● Dataset records
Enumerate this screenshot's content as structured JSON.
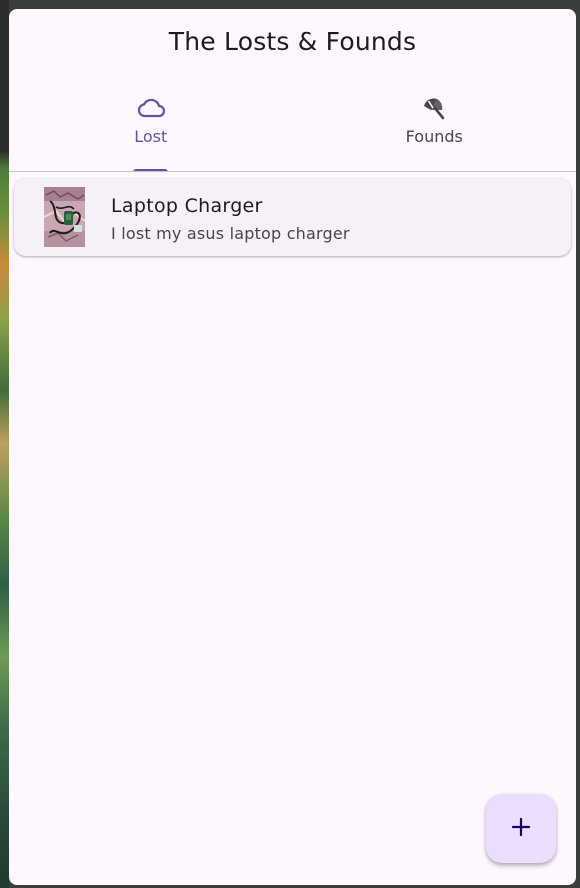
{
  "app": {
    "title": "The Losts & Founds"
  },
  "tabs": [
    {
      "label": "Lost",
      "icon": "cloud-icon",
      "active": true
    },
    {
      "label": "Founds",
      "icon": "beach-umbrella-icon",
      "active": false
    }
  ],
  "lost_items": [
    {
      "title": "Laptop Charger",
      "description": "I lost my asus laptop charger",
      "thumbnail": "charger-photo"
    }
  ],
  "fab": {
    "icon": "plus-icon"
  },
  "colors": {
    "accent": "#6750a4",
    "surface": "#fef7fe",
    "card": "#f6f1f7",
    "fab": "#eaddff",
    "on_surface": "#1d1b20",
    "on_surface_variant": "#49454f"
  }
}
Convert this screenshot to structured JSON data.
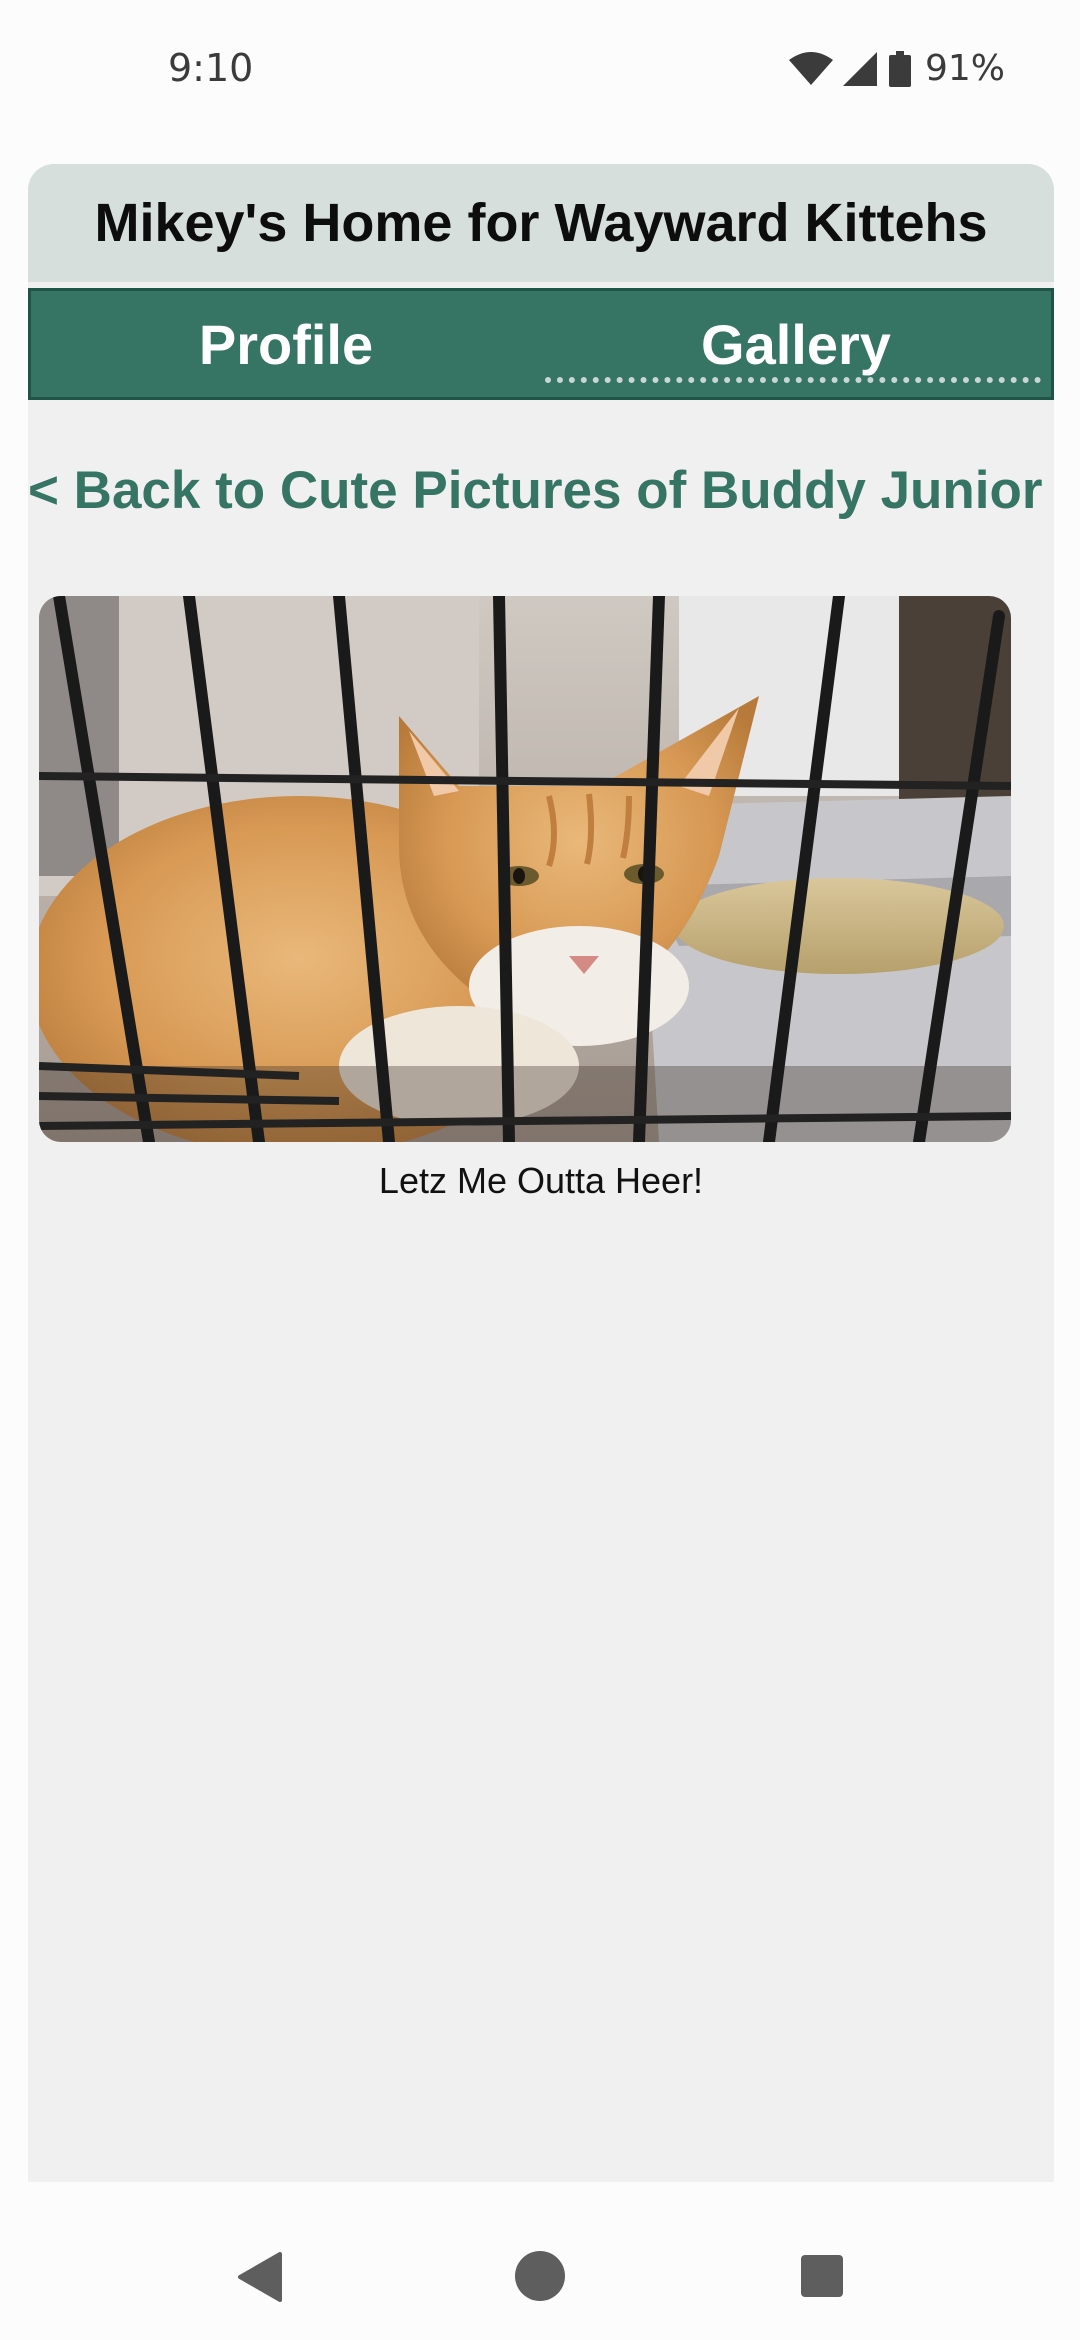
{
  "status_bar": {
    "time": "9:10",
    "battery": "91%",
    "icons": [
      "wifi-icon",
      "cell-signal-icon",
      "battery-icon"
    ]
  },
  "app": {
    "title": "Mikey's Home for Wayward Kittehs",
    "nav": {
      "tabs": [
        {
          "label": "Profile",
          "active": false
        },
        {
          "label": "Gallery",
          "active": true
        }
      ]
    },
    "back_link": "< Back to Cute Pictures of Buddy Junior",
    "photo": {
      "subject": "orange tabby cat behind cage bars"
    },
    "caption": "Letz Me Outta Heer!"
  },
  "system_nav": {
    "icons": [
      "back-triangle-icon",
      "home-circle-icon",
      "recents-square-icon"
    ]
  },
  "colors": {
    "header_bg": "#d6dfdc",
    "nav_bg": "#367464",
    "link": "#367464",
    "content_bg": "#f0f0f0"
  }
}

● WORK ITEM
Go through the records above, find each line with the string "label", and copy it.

● RESULT
      "label": "Lost",
      "label": "Founds",
          "label": "Profile",
          "label": "Gallery",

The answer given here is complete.